- The approaches to context-driven safety improvements for pedestrians and bicyclists on arterials and higher-speed roadways to be studied will also be informed by the previous tasks and may include significant roadway changes or less-intensive approaches. These treatments may or may not have been implemented in conjunction with speed management.
- Case study protocol should be focused on clearly identifying the effectiveness of the treatments being reviewed. Measures of effectiveness may include how much speeds were reduced, evidence of improved safety (both perceived and actual), and documentation of how travel volumes and delays have changed for all modes.
- The proposal should include information on how case studies locations will be selected. Case studies should include a combination of corridor-long interventions and spot treatments. Case studies that include more than one aspect of the safe system approach (e.g., design, education, technology, enforcement, etc.) are desirable.
Task 4. Develop outline and concepts for a guide that identifies how treatments and case studies will be discussed. The outline should indicate how practitioners will be able to apply guidance on speed management and pedestrian/bicycle safety treatments on higher-speed roadways.
Task 5. Prepare Interim Report No. 1 documenting the results of Tasks 1 through 4 and provide an updated plan for the remainder of the research no later than 6 months after contract award. The updated plan must describe the process and rationale for the work proposed for Phases II and III.
PHASE II — Research Implementation
Task 6. Execute the approved Task 3 case studies according to the approved Interim Report No.1 work plan.

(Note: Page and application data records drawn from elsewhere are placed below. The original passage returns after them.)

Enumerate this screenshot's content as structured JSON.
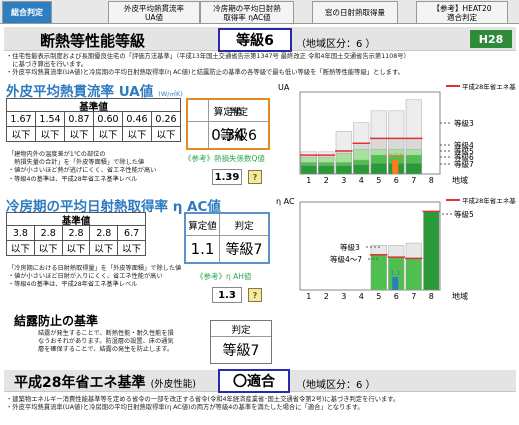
{
  "tabs": [
    {
      "label": "総合判定",
      "active": true
    },
    {
      "label": "外皮平均熱貫流率\nUA値",
      "active": false
    },
    {
      "label": "冷房期の平均日射熱\n取得率 ηAC値",
      "active": false
    },
    {
      "label": "窓の日射熱取得量",
      "active": false
    },
    {
      "label": "【参考】HEAT20\n適合判定",
      "active": false
    }
  ],
  "insulation": {
    "title": "断熱等性能等級",
    "grade": "等級6",
    "region": "（地域区分：6 ）",
    "badge": "H28",
    "notes": [
      "・住宅性能表示制度および長期優良住宅の「評価方法基準」（平成13年国土交通省告示第1347号 最終改正 令和4年国土交通省告示第1108号）",
      "　に基づき算出を行います。",
      "・外皮平均熱貫流率(UA値)と冷房期の平均日射熱取得率(η AC値)と結露防止の基準の各等級で最も低い等級を「断熱等性能等級」とします。"
    ]
  },
  "ua": {
    "title": "外皮平均熱貫流率 UA値",
    "unit": "(W/㎡K)",
    "kijun_label": "基準値",
    "thresholds": [
      "1.67",
      "1.54",
      "0.87",
      "0.60",
      "0.46",
      "0.26"
    ],
    "ika": "以下",
    "calc_label": "算定値",
    "judge_label": "判定",
    "calc_value": "0.34",
    "judge_value": "等級6",
    "notes": [
      "「建物内外の温度差が1℃の部位の",
      "　熱損失量の合計」を「外皮等面積」で除した値",
      "・値が小さいほど熱が逃げにくく、省エネ性能が高い",
      "・等級4の基準は、平成28年省エネ基準レベル"
    ],
    "ref_label": "《参考》熱損失係数Q値",
    "ref_value": "1.39",
    "help": "?"
  },
  "ua_chart": {
    "axis_label": "UA",
    "legend": "平成28年省エネ基準",
    "labels": [
      "等級3",
      "等級4",
      "等級5",
      "等級6",
      "等級7"
    ],
    "x_title": "地域",
    "value_marker": "0.34"
  },
  "eta": {
    "title": "冷房期の平均日射熱取得率 η AC値",
    "kijun_label": "基準値",
    "thresholds": [
      "3.8",
      "2.8",
      "2.8",
      "2.8",
      "6.7"
    ],
    "ika": "以下",
    "calc_label": "算定値",
    "judge_label": "判定",
    "calc_value": "1.1",
    "judge_value": "等級7",
    "notes": [
      "「冷房期における日射熱取得量」を「外皮等面積」で除した値",
      "・値が小さいほど日射が入りにくく、省エネ性能が高い",
      "・等級4の基準は、平成28年省エネ基準レベル"
    ],
    "ref_label": "《参考》η AH値",
    "ref_value": "1.3",
    "help": "?"
  },
  "eta_chart": {
    "axis_label": "η AC",
    "legend": "平成28年省エネ基準",
    "labels": [
      "等級5",
      "等級3",
      "等級4～7"
    ],
    "x_title": "地域",
    "value_marker": "1.1"
  },
  "chart_data": [
    {
      "type": "bar",
      "title": "",
      "xlabel": "地域",
      "ylabel": "UA",
      "categories": [
        "1",
        "2",
        "3",
        "4",
        "5",
        "6",
        "7",
        "8"
      ],
      "series": [
        {
          "name": "等級3",
          "values": [
            0.54,
            0.54,
            1.04,
            1.25,
            1.54,
            1.54,
            1.81,
            null
          ]
        },
        {
          "name": "等級4",
          "values": [
            0.46,
            0.46,
            0.56,
            0.75,
            0.87,
            0.87,
            0.87,
            null
          ]
        },
        {
          "name": "等級5",
          "values": [
            0.4,
            0.4,
            0.5,
            0.6,
            0.6,
            0.6,
            0.6,
            null
          ]
        },
        {
          "name": "等級6",
          "values": [
            0.28,
            0.28,
            0.28,
            0.34,
            0.46,
            0.46,
            0.46,
            null
          ]
        },
        {
          "name": "等級7",
          "values": [
            0.2,
            0.2,
            0.2,
            0.23,
            0.26,
            0.26,
            0.26,
            null
          ]
        }
      ],
      "markers": [
        {
          "category": "6",
          "value": 0.34
        }
      ]
    },
    {
      "type": "bar",
      "title": "",
      "xlabel": "地域",
      "ylabel": "η AC",
      "categories": [
        "1",
        "2",
        "3",
        "4",
        "5",
        "6",
        "7",
        "8"
      ],
      "series": [
        {
          "name": "等級5",
          "values": [
            null,
            null,
            null,
            null,
            3.0,
            2.8,
            2.7,
            6.7
          ]
        },
        {
          "name": "等級3",
          "values": [
            null,
            null,
            null,
            null,
            3.8,
            3.8,
            4.0,
            null
          ]
        },
        {
          "name": "等級4～7",
          "values": [
            null,
            null,
            null,
            null,
            3.0,
            2.8,
            2.7,
            6.7
          ]
        }
      ],
      "markers": [
        {
          "category": "6",
          "value": 1.1
        }
      ]
    }
  ],
  "condensation": {
    "title": "結露防止の基準",
    "notes": [
      "結露が発生することで、断熱性能・耐久性能を損",
      "なうおそれがあります。防湿層の設置、床の通気",
      "層を確保することで、結露の発生を防止します。"
    ],
    "judge_label": "判定",
    "judge_value": "等級7"
  },
  "h28": {
    "title": "平成28年省エネ基準",
    "subtitle": "(外皮性能)",
    "result": "〇適合",
    "region": "（地域区分：6 ）",
    "notes": [
      "・建築物エネルギー消費性能基準等を定める省令の一部を改正する省令(令和4年経済産業省･国土交通省令第2号)に基づき判定を行います。",
      "・外皮平均熱貫流率(UA値)と冷房期の平均日射熱取得率(η AC値)の両方が等級4の基準を満たした場合に「適合」となります。"
    ]
  }
}
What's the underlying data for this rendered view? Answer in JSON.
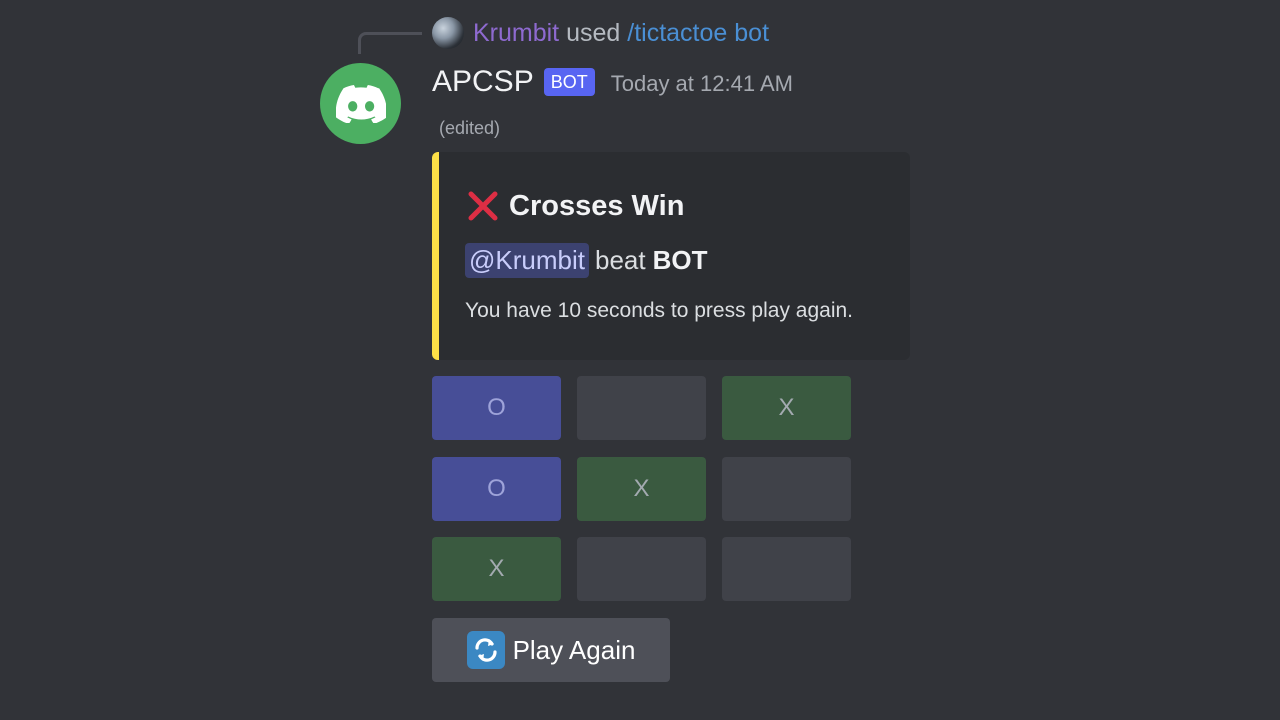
{
  "interaction": {
    "user": "Krumbit",
    "used_text": "used",
    "command": "/tictactoe bot"
  },
  "message": {
    "username": "APCSP",
    "bot_tag": "BOT",
    "timestamp": "Today at 12:41 AM",
    "edited": "(edited)"
  },
  "embed": {
    "accent_color": "#fde047",
    "title": "Crosses Win",
    "title_icon": "red-cross-mark-icon",
    "mention": "@Krumbit",
    "beat_text": "beat",
    "loser": "BOT",
    "description": "You have 10 seconds to press play again."
  },
  "board": {
    "rows": [
      [
        "O",
        "",
        "X"
      ],
      [
        "O",
        "X",
        ""
      ],
      [
        "X",
        "",
        ""
      ]
    ]
  },
  "play_again": {
    "label": "Play Again",
    "icon": "repeat-arrows-icon"
  },
  "colors": {
    "background": "#313338",
    "o_button": "#474e97",
    "x_button": "#3a5a40",
    "empty_button": "#404249",
    "bot_tag": "#5865f2",
    "bot_avatar": "#4caf62"
  }
}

Task 7. Develop a draft guide based on comments from Interim Report No. 1 with specific recommendations for implementing effective motor vehicle speed management and appropriate safety improvements for pedestrians and bicyclists on roadways with higher motor vehicle operating speeds (40 mph or more) or motor vehicle operating speeds that are considered too high for the context.
The guide should include details on strategies implemented at the case study locations, evidence of improved safety (perceived and actual), and other information relevant to practitioners making decisions about potential treatments. The guide may include information that serves as a model for state DOTs or local agencies to develop a jurisdiction-wide approach.
Task 8. Develop a user focus group engagement plan to gather inputs from practitioners from several regions of United States to review the draft guide through an on-line or in-person workshop.
Task 9. Prepare Interim Report No. 2 that documents Tasks 6 through 8 and provide an updated work plan for the remainder of the research. The updated plan must describe the process and rationale for the work proposed for Phase III.
PHASE III — Final Deliverables
Task 10. Present the final draft guide according to approved Interim Report No. 2 to a user focus group with practitioners from several regions of the country and gather feedback to refine the final product.
Task 11. Develop the draft final deliverables revised as appropriate based on the results of the focus group input, including the guide and the following:
- A conduct of research that documents the entire research effort and any lessons learned and recommendations;
- Media and communication materials (presentation, graphics, graphics interchange format (GIF)s, press releases, etc.); and
- A stand-alone technical memorandum titled “Implementation of Research Findings and Products.”
STATUS: A research contractor has been selected for the project. The contracting process is underway.